Task brief: Collect every line of the records below that contains the word "tempor".

Data:
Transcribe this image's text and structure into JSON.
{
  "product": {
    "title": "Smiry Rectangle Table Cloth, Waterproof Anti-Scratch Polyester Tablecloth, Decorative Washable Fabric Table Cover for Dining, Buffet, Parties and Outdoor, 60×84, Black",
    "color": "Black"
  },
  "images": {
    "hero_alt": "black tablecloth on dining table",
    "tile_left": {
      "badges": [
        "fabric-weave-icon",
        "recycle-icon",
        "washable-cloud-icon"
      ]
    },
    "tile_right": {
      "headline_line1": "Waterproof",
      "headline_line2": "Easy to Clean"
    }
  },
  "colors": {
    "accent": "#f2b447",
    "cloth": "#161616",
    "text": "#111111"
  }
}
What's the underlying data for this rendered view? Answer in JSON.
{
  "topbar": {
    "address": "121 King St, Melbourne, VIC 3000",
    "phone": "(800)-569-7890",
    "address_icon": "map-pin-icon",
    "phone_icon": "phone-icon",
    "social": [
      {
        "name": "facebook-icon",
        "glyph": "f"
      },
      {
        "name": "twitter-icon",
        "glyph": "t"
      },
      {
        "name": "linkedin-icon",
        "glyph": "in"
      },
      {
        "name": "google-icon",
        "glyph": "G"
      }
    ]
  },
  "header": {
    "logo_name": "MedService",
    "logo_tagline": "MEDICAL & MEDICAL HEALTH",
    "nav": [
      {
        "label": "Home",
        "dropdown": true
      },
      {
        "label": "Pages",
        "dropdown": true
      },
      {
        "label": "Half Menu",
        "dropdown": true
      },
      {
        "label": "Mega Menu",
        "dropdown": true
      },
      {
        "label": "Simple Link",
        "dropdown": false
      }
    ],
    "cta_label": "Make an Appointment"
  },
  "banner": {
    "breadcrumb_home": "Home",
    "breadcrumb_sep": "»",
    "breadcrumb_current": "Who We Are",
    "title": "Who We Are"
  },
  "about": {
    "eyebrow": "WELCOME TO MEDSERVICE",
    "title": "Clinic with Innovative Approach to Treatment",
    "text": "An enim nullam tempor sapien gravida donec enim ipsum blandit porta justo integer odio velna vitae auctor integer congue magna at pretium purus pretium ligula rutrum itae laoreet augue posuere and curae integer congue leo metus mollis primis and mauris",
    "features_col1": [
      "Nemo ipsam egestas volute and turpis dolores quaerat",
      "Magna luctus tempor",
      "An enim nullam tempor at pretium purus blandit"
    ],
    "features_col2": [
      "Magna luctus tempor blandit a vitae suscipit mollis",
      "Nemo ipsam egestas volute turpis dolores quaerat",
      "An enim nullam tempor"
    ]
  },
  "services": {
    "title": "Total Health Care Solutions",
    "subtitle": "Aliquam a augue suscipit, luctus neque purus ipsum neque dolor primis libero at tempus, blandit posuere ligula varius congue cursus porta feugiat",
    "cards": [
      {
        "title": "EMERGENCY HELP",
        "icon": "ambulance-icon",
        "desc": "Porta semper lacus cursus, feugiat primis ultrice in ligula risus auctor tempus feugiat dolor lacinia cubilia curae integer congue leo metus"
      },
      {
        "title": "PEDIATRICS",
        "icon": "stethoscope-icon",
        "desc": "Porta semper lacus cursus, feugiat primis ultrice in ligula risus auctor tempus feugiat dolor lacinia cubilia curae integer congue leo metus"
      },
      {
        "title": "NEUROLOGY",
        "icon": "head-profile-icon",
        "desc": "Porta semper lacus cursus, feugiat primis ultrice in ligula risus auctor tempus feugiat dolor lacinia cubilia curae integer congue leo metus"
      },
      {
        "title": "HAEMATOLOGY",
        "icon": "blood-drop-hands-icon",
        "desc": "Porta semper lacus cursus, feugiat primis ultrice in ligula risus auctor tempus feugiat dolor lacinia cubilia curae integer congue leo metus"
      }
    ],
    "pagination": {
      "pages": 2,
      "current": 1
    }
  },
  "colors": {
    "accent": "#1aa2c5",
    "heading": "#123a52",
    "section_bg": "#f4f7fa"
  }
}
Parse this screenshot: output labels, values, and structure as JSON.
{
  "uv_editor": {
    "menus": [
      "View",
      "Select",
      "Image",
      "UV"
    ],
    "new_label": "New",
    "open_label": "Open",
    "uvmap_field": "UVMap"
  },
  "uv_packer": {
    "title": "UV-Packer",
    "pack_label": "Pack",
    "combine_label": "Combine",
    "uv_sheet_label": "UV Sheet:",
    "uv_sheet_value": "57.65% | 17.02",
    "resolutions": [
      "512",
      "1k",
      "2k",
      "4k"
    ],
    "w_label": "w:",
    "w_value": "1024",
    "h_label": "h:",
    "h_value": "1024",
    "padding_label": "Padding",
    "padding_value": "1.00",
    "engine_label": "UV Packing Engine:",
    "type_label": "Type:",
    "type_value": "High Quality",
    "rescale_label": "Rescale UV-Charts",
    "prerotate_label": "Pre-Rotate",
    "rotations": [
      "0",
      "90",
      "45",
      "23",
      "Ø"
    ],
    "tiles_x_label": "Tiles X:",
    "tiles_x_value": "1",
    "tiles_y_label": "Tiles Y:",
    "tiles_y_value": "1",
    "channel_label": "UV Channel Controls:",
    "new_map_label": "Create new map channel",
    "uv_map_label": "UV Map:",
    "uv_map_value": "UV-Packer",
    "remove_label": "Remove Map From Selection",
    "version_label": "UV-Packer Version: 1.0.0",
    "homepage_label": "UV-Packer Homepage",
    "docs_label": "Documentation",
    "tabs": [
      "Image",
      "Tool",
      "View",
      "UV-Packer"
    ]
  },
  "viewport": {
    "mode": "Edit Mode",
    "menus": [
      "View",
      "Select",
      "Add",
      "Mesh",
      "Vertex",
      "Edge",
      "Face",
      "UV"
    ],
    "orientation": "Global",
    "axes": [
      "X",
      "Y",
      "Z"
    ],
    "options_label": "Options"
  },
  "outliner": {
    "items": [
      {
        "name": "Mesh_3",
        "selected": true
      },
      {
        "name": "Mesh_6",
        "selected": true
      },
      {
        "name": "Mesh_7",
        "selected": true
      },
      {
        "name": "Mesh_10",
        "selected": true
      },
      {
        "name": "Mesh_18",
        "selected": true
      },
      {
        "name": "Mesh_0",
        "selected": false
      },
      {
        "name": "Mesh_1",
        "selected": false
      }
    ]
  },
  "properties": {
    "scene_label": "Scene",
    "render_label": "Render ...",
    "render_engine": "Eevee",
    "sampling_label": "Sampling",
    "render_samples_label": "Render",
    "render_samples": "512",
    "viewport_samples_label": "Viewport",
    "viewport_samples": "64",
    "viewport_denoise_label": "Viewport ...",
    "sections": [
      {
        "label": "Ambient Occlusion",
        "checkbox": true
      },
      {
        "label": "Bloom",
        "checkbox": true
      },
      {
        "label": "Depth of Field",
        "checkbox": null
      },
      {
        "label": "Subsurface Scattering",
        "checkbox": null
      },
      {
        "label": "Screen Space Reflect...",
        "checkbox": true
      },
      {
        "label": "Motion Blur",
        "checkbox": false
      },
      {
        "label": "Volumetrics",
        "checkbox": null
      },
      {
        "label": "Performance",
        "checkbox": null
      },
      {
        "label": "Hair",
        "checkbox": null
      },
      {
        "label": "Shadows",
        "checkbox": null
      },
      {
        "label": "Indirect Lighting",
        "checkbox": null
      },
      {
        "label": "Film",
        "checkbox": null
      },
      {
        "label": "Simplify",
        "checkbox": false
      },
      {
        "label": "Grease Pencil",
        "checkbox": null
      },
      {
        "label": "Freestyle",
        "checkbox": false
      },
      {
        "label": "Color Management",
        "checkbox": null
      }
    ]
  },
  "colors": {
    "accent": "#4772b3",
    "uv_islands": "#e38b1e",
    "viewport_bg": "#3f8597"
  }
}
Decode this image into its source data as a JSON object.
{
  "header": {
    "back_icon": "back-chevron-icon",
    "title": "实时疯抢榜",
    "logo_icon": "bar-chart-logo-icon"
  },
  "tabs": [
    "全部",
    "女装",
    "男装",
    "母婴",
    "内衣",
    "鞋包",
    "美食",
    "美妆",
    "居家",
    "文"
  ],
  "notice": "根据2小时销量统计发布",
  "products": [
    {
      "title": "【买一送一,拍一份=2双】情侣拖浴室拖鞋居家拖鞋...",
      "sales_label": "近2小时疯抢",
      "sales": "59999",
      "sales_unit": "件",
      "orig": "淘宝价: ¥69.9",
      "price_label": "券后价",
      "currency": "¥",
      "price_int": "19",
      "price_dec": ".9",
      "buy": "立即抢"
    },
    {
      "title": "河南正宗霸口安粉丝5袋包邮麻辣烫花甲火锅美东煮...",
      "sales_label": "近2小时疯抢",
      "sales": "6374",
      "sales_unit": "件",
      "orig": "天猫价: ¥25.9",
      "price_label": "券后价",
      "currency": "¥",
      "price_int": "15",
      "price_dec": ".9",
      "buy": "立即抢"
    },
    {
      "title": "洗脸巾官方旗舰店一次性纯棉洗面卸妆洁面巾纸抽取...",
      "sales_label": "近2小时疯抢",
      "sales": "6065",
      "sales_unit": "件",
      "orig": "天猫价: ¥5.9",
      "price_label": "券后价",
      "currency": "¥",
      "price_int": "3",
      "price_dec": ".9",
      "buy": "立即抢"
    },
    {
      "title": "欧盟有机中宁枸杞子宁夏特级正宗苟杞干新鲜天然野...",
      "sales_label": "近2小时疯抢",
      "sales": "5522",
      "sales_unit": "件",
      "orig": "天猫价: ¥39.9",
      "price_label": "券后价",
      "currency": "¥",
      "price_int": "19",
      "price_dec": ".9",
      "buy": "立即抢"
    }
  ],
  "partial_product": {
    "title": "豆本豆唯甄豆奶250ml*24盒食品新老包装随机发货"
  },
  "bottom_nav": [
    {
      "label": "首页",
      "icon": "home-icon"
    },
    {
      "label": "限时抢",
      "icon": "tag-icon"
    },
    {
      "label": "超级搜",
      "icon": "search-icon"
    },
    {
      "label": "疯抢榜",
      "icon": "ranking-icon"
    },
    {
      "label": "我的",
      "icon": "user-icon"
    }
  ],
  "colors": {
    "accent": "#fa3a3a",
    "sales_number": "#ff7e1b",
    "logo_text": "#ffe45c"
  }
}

Written answer:
    "text": "An enim nullam tempor sapien gravida donec enim ipsum blandit porta justo integer odio velna vitae auctor integer congue magna at pretium purus pretium ligula rutrum itae laoreet augue posuere and curae integer congue leo metus mollis primis and mauris",
      "Magna luctus tempor",
      "An enim nullam tempor at pretium purus blandit"
      "Magna luctus tempor blandit a vitae suscipit mollis",
      "An enim nullam tempor"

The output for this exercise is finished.